Exercise inputs
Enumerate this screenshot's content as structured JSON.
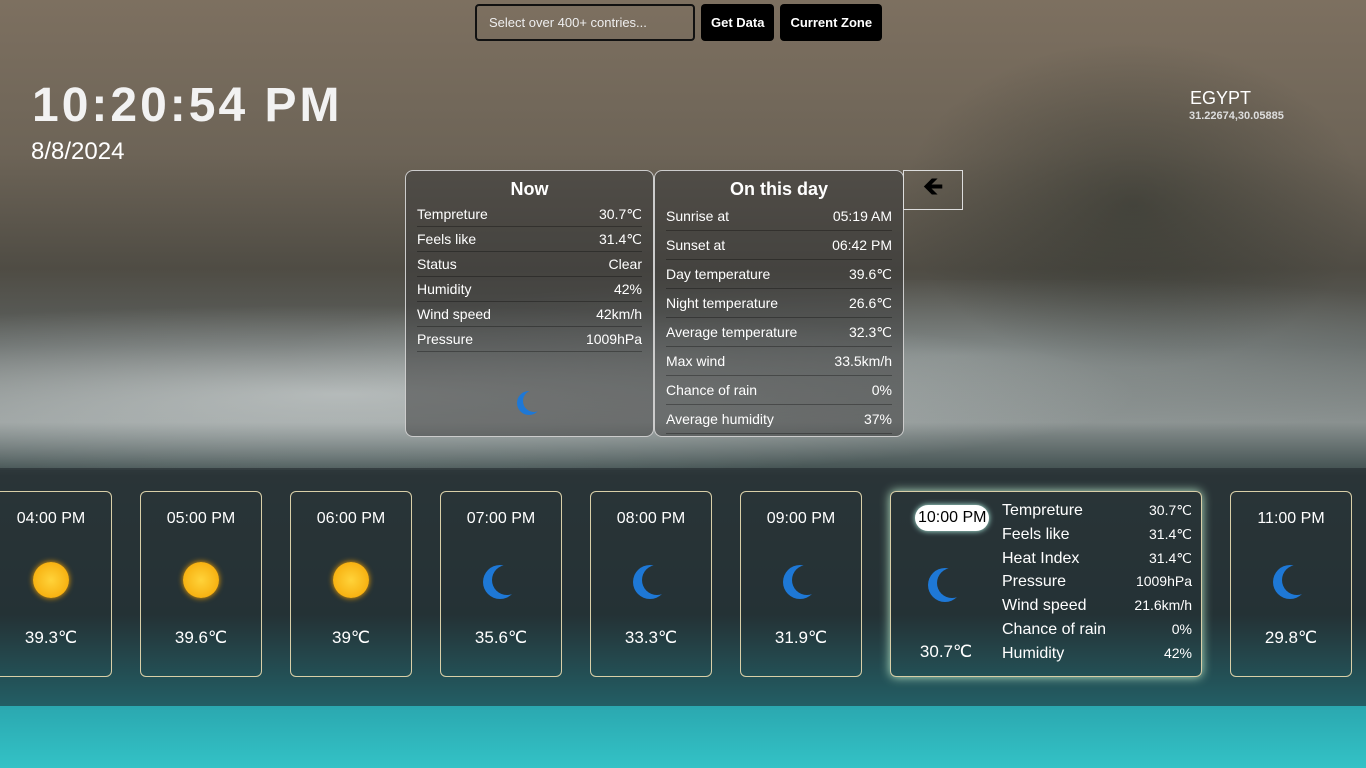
{
  "search": {
    "placeholder": "Select over 400+ contries...",
    "get_data": "Get Data",
    "current_zone": "Current Zone"
  },
  "clock": {
    "time": "10:20:54 PM",
    "date": "8/8/2024"
  },
  "location": {
    "country": "EGYPT",
    "coords": "31.22674,30.05885"
  },
  "now": {
    "title": "Now",
    "rows": [
      [
        "Tempreture",
        "30.7℃"
      ],
      [
        "Feels like",
        "31.4℃"
      ],
      [
        "Status",
        "Clear"
      ],
      [
        "Humidity",
        "42%"
      ],
      [
        "Wind speed",
        "42km/h"
      ],
      [
        "Pressure",
        "1009hPa"
      ]
    ],
    "icon": "moon-icon"
  },
  "day": {
    "title": "On this day",
    "rows": [
      [
        "Sunrise at",
        "05:19 AM"
      ],
      [
        "Sunset at",
        "06:42 PM"
      ],
      [
        "Day temperature",
        "39.6℃"
      ],
      [
        "Night temperature",
        "26.6℃"
      ],
      [
        "Average temperature",
        "32.3℃"
      ],
      [
        "Max wind",
        "33.5km/h"
      ],
      [
        "Chance of rain",
        "0%"
      ],
      [
        "Average humidity",
        "37%"
      ]
    ]
  },
  "toggle": {
    "icon": "arrow-left-icon",
    "glyph": "🡸"
  },
  "hours": [
    {
      "time": "04:00 PM",
      "icon": "sun",
      "temp": "39.3℃"
    },
    {
      "time": "05:00 PM",
      "icon": "sun",
      "temp": "39.6℃"
    },
    {
      "time": "06:00 PM",
      "icon": "sun",
      "temp": "39℃"
    },
    {
      "time": "07:00 PM",
      "icon": "moon",
      "temp": "35.6℃"
    },
    {
      "time": "08:00 PM",
      "icon": "moon",
      "temp": "33.3℃"
    },
    {
      "time": "09:00 PM",
      "icon": "moon",
      "temp": "31.9℃"
    },
    {
      "time": "11:00 PM",
      "icon": "moon",
      "temp": "29.8℃"
    }
  ],
  "selected": {
    "time": "10:00 PM",
    "icon": "moon",
    "temp": "30.7℃",
    "rows": [
      [
        "Tempreture",
        "30.7℃"
      ],
      [
        "Feels like",
        "31.4℃"
      ],
      [
        "Heat Index",
        "31.4℃"
      ],
      [
        "Pressure",
        "1009hPa"
      ],
      [
        "Wind speed",
        "21.6km/h"
      ],
      [
        "Chance of rain",
        "0%"
      ],
      [
        "Humidity",
        "42%"
      ]
    ]
  }
}
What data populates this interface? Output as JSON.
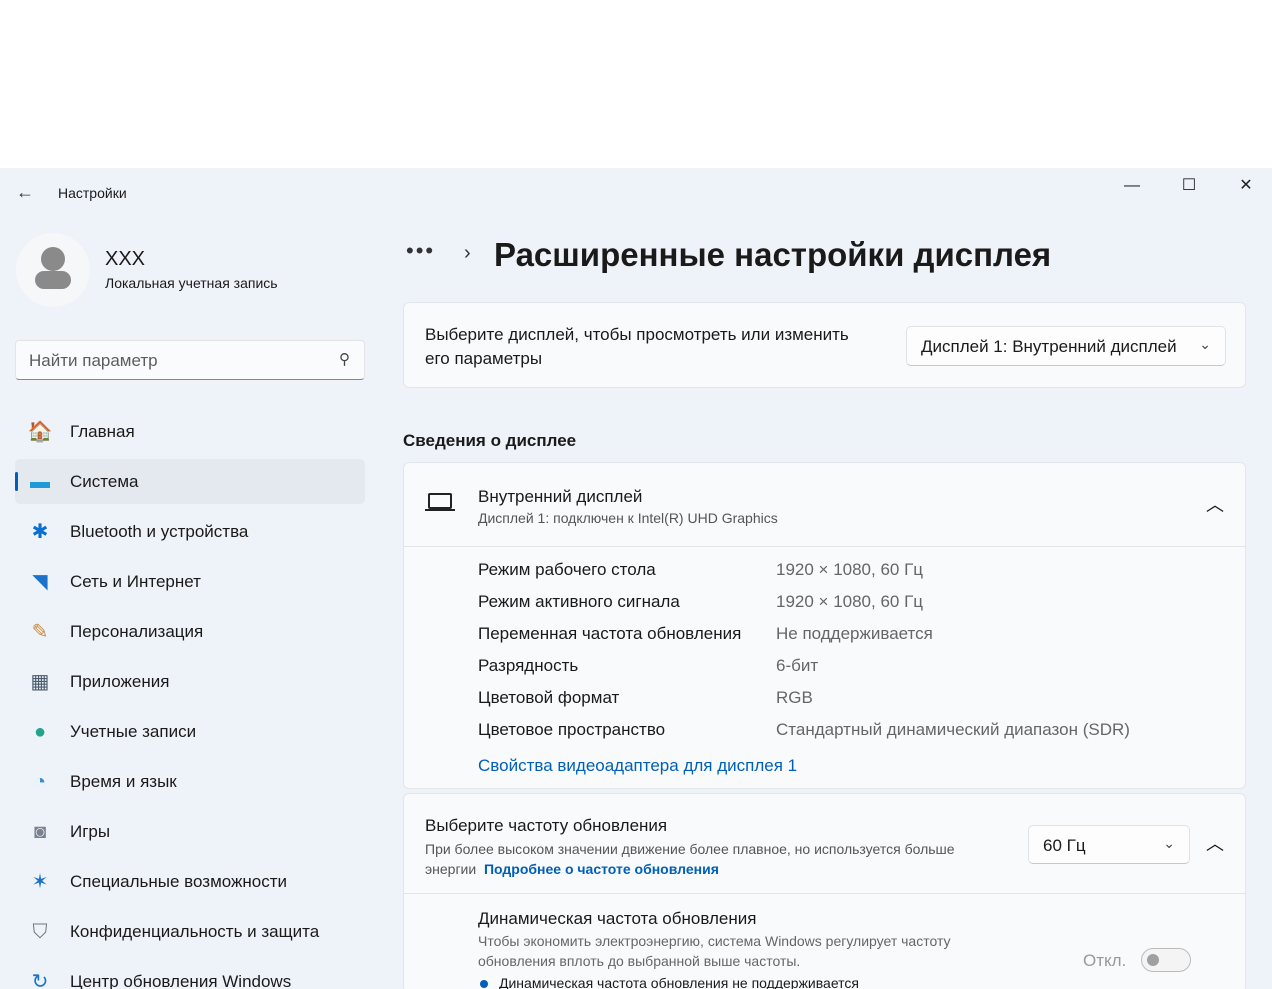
{
  "window": {
    "title": "Настройки",
    "minimize": "—",
    "maximize": "☐",
    "close": "✕"
  },
  "user": {
    "name": "XXX",
    "account_type": "Локальная учетная запись"
  },
  "search": {
    "placeholder": "Найти параметр"
  },
  "sidebar": {
    "items": [
      {
        "label": "Главная",
        "icon": "home-icon",
        "glyph": "🏠",
        "color": "#e8783a"
      },
      {
        "label": "Система",
        "icon": "system-icon",
        "glyph": "▬",
        "color": "#1e9bd7",
        "selected": true
      },
      {
        "label": "Bluetooth и устройства",
        "icon": "bluetooth-icon",
        "glyph": "✱",
        "color": "#0a6fd1"
      },
      {
        "label": "Сеть и Интернет",
        "icon": "wifi-icon",
        "glyph": "◥",
        "color": "#1a73c9"
      },
      {
        "label": "Персонализация",
        "icon": "brush-icon",
        "glyph": "✎",
        "color": "#c9893a"
      },
      {
        "label": "Приложения",
        "icon": "apps-icon",
        "glyph": "▦",
        "color": "#4a5a6a"
      },
      {
        "label": "Учетные записи",
        "icon": "accounts-icon",
        "glyph": "●",
        "color": "#23a48a"
      },
      {
        "label": "Время и язык",
        "icon": "time-language-icon",
        "glyph": "◔",
        "color": "#2b8fd6"
      },
      {
        "label": "Игры",
        "icon": "gaming-icon",
        "glyph": "◙",
        "color": "#7a8290"
      },
      {
        "label": "Специальные возможности",
        "icon": "accessibility-icon",
        "glyph": "✶",
        "color": "#1a73c9"
      },
      {
        "label": "Конфиденциальность и защита",
        "icon": "shield-icon",
        "glyph": "⛉",
        "color": "#6e7480"
      },
      {
        "label": "Центр обновления Windows",
        "icon": "update-icon",
        "glyph": "↻",
        "color": "#1a73c9"
      }
    ]
  },
  "header": {
    "breadcrumb_more": "•••",
    "title": "Расширенные настройки дисплея"
  },
  "select_display": {
    "text": "Выберите дисплей, чтобы просмотреть или изменить его параметры",
    "value": "Дисплей 1: Внутренний дисплей"
  },
  "display_info": {
    "section_title": "Сведения о дисплее",
    "name": "Внутренний дисплей",
    "subtitle": "Дисплей 1: подключен к Intel(R) UHD Graphics",
    "rows": [
      {
        "label": "Режим рабочего стола",
        "value": "1920 × 1080, 60 Гц"
      },
      {
        "label": "Режим активного сигнала",
        "value": "1920 × 1080, 60 Гц"
      },
      {
        "label": "Переменная частота обновления",
        "value": "Не поддерживается"
      },
      {
        "label": "Разрядность",
        "value": "6-бит"
      },
      {
        "label": "Цветовой формат",
        "value": "RGB"
      },
      {
        "label": "Цветовое пространство",
        "value": "Стандартный динамический диапазон (SDR)"
      }
    ],
    "adapter_link": "Свойства видеоадаптера для дисплея 1"
  },
  "refresh": {
    "title": "Выберите частоту обновления",
    "desc": "При более высоком значении движение более плавное, но используется больше энергии",
    "link": "Подробнее о частоте обновления",
    "value": "60 Гц",
    "dynamic_title": "Динамическая частота обновления",
    "dynamic_desc": "Чтобы экономить электроэнергию, система Windows регулирует частоту обновления вплоть до выбранной выше частоты.",
    "toggle_state": "Откл.",
    "toggle_on": false,
    "note": "Динамическая частота обновления не поддерживается"
  }
}
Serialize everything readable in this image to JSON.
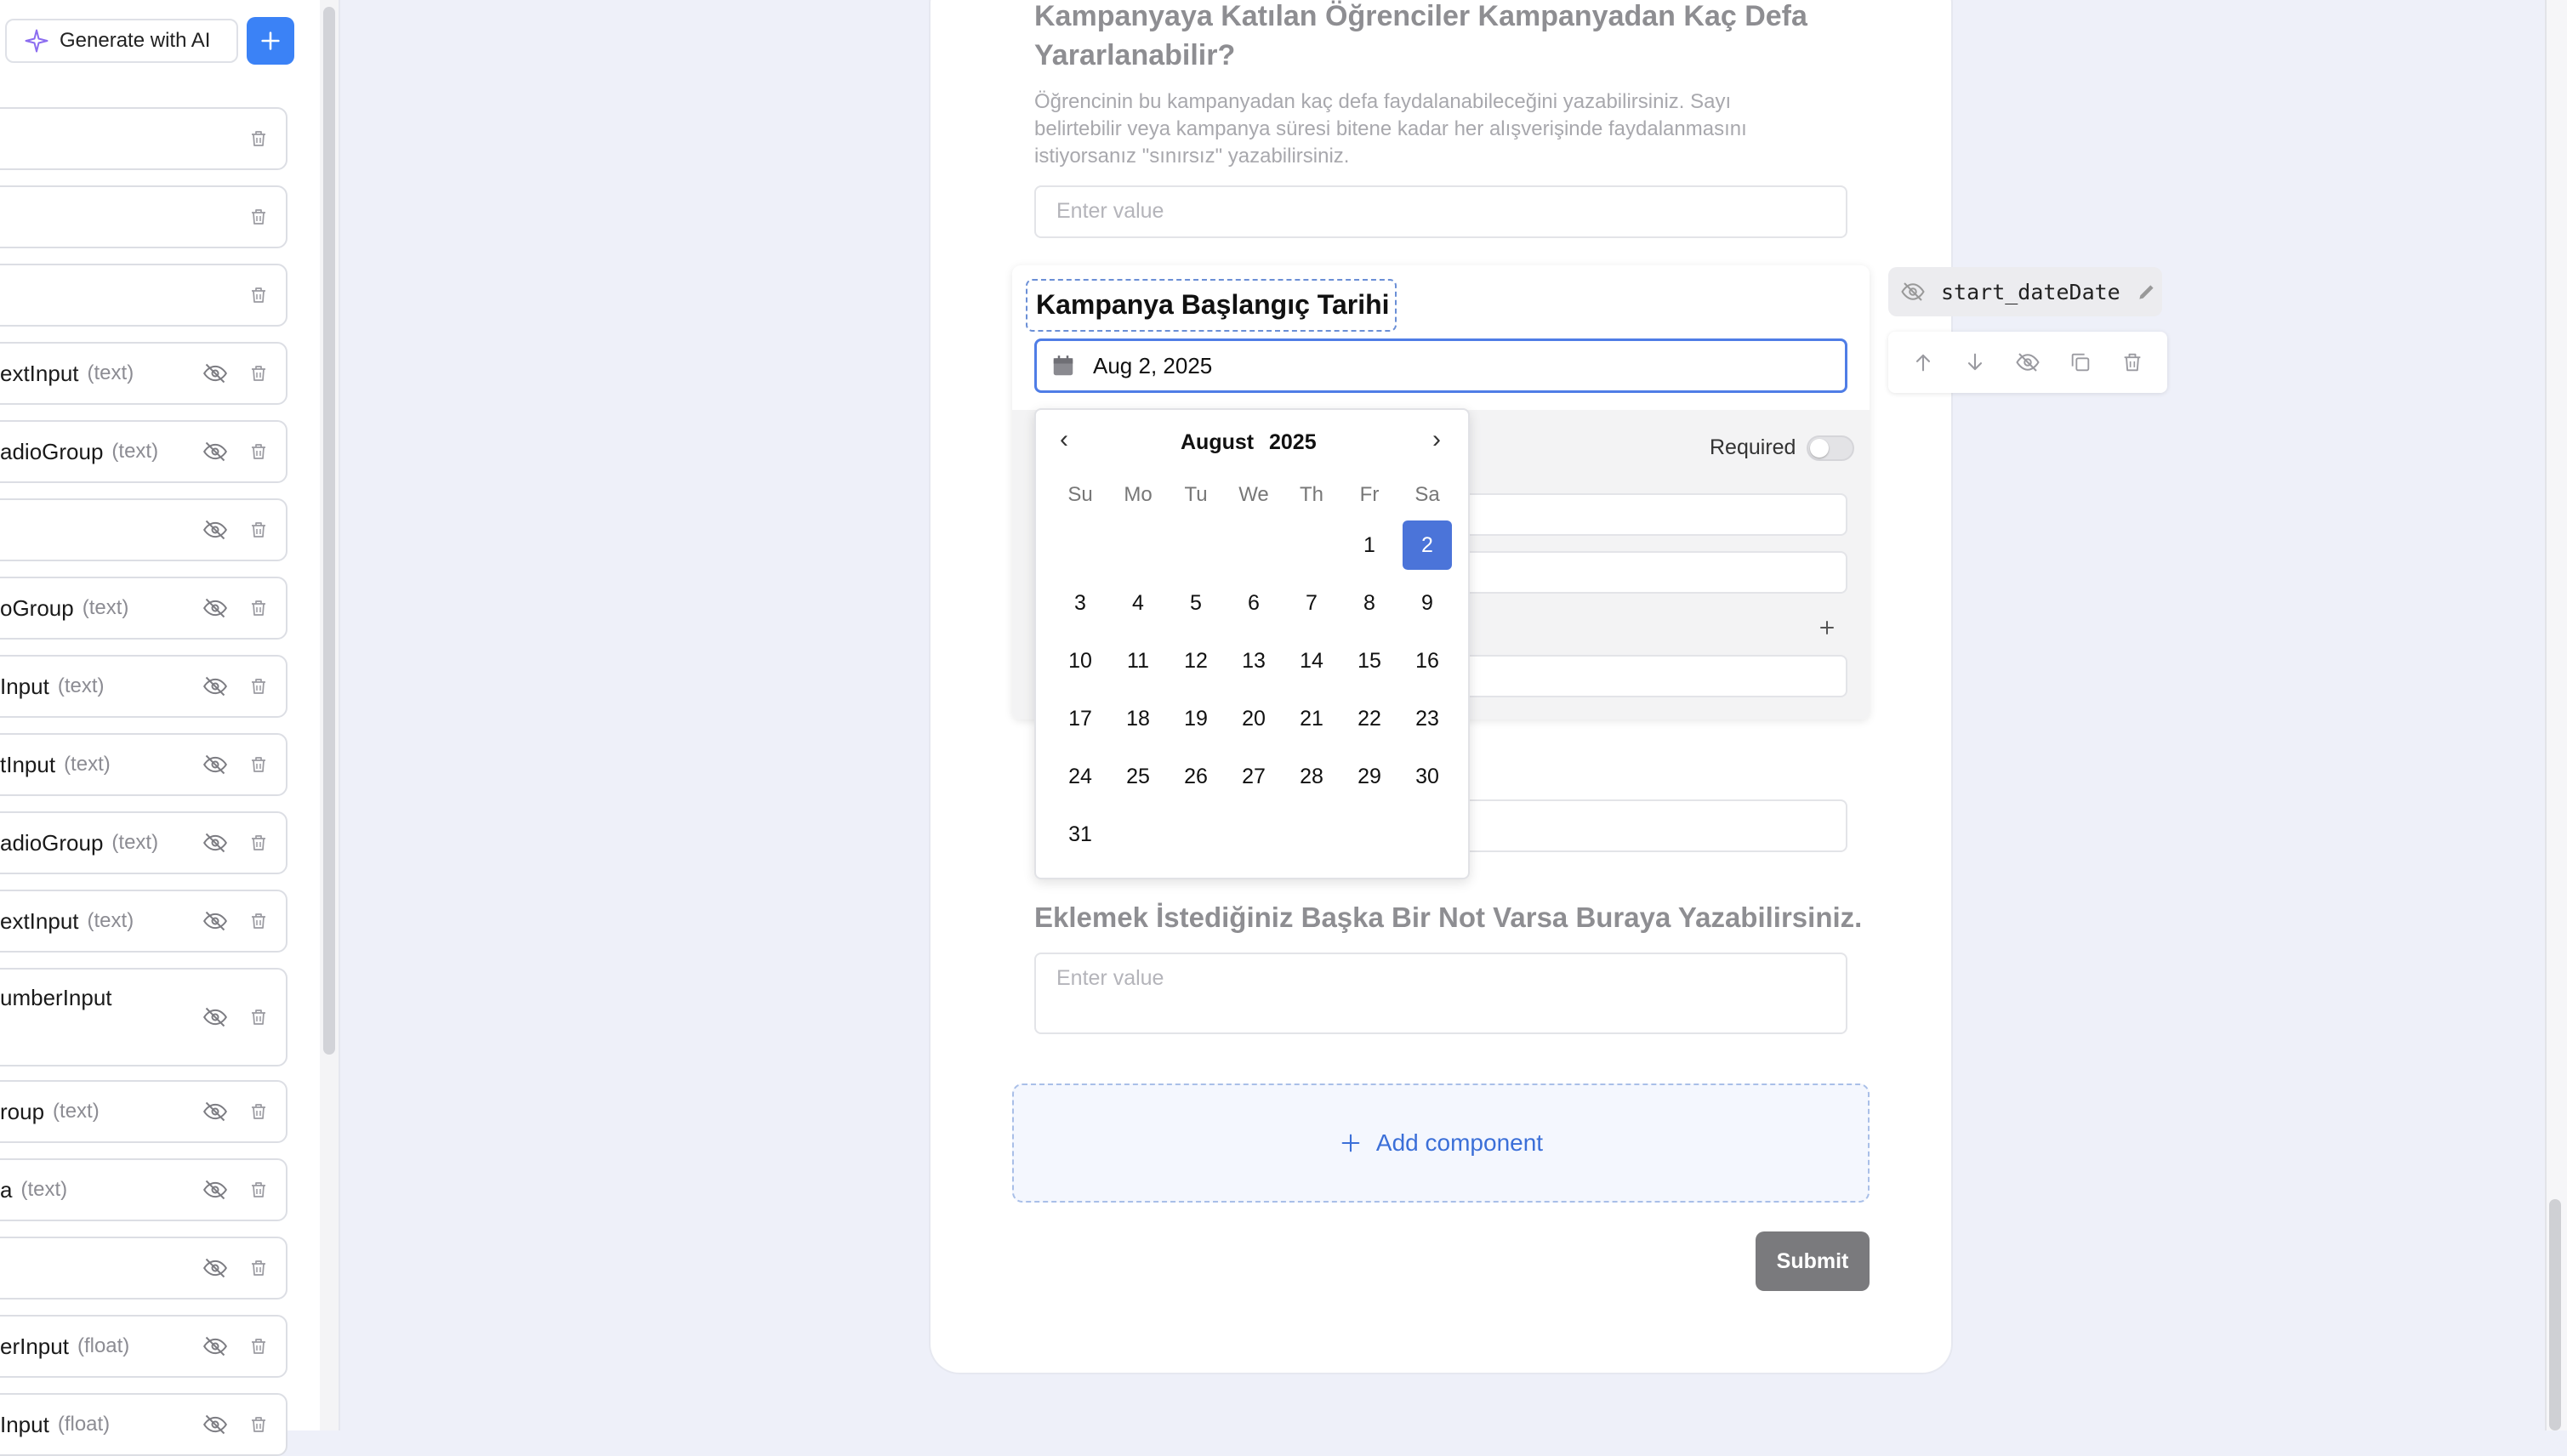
{
  "sidebar": {
    "generate_label": "Generate with AI",
    "items": [
      {
        "label": "",
        "type": "",
        "hidden": false
      },
      {
        "label": "",
        "type": "",
        "hidden": false
      },
      {
        "label": "",
        "type": "",
        "hidden": false
      },
      {
        "label": "extInput",
        "type": "(text)",
        "hidden": true
      },
      {
        "label": "adioGroup",
        "type": "(text)",
        "hidden": true
      },
      {
        "label": "",
        "type": "",
        "hidden": true
      },
      {
        "label": "oGroup",
        "type": "(text)",
        "hidden": true
      },
      {
        "label": "Input",
        "type": "(text)",
        "hidden": true
      },
      {
        "label": "tInput",
        "type": "(text)",
        "hidden": true
      },
      {
        "label": "adioGroup",
        "type": "(text)",
        "hidden": true
      },
      {
        "label": "extInput",
        "type": "(text)",
        "hidden": true
      },
      {
        "label": "umberInput",
        "type": "",
        "hidden": true
      },
      {
        "label": "roup",
        "type": "(text)",
        "hidden": true
      },
      {
        "label": "a",
        "type": "(text)",
        "hidden": true
      },
      {
        "label": "",
        "type": "",
        "hidden": true
      },
      {
        "label": "erInput",
        "type": "(float)",
        "hidden": true
      },
      {
        "label": "Input",
        "type": "(float)",
        "hidden": true
      }
    ]
  },
  "form": {
    "q1_title_line1": "Kampanyaya Katılan Öğrenciler Kampanyadan Kaç Defa",
    "q1_title_line2": "Yararlanabilir?",
    "q1_desc_line1": "Öğrencinin bu kampanyadan kaç defa faydalanabileceğini yazabilirsiniz. Sayı",
    "q1_desc_line2": "belirtebilir veya kampanya süresi bitene kadar her alışverişinde faydalanmasını",
    "q1_desc_line3": "istiyorsanız \"sınırsız\" yazabilirsiniz.",
    "q1_placeholder": "Enter value",
    "selected_title": "Kampanya Başlangıç Tarihi",
    "selected_value": "Aug 2, 2025",
    "required_label": "Required",
    "q_note_title": "Eklemek İstediğiniz Başka Bir Not Varsa Buraya Yazabilirsiniz.",
    "q_note_placeholder": "Enter value",
    "add_component_label": "Add component",
    "submit_label": "Submit"
  },
  "calendar": {
    "month": "August",
    "year": "2025",
    "prev": "‹",
    "next": "›",
    "weekdays": [
      "Su",
      "Mo",
      "Tu",
      "We",
      "Th",
      "Fr",
      "Sa"
    ],
    "first_weekday_index": 5,
    "days_in_month": 31,
    "selected_day": 2,
    "selected_color": "#4b74d9"
  },
  "field_panel": {
    "field_name": "start_dateDate",
    "tools": [
      "arrow-up-icon",
      "arrow-down-icon",
      "eye-off-icon",
      "duplicate-icon",
      "trash-icon"
    ]
  },
  "colors": {
    "accent": "#3b82f6",
    "focus": "#4f7de6",
    "background": "#eef0f9"
  }
}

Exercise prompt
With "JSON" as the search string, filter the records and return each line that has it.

Response to the exercise
Enumerate this screenshot's content as structured JSON.
What data populates this interface? Output as JSON.
Serialize everything readable in this image to JSON.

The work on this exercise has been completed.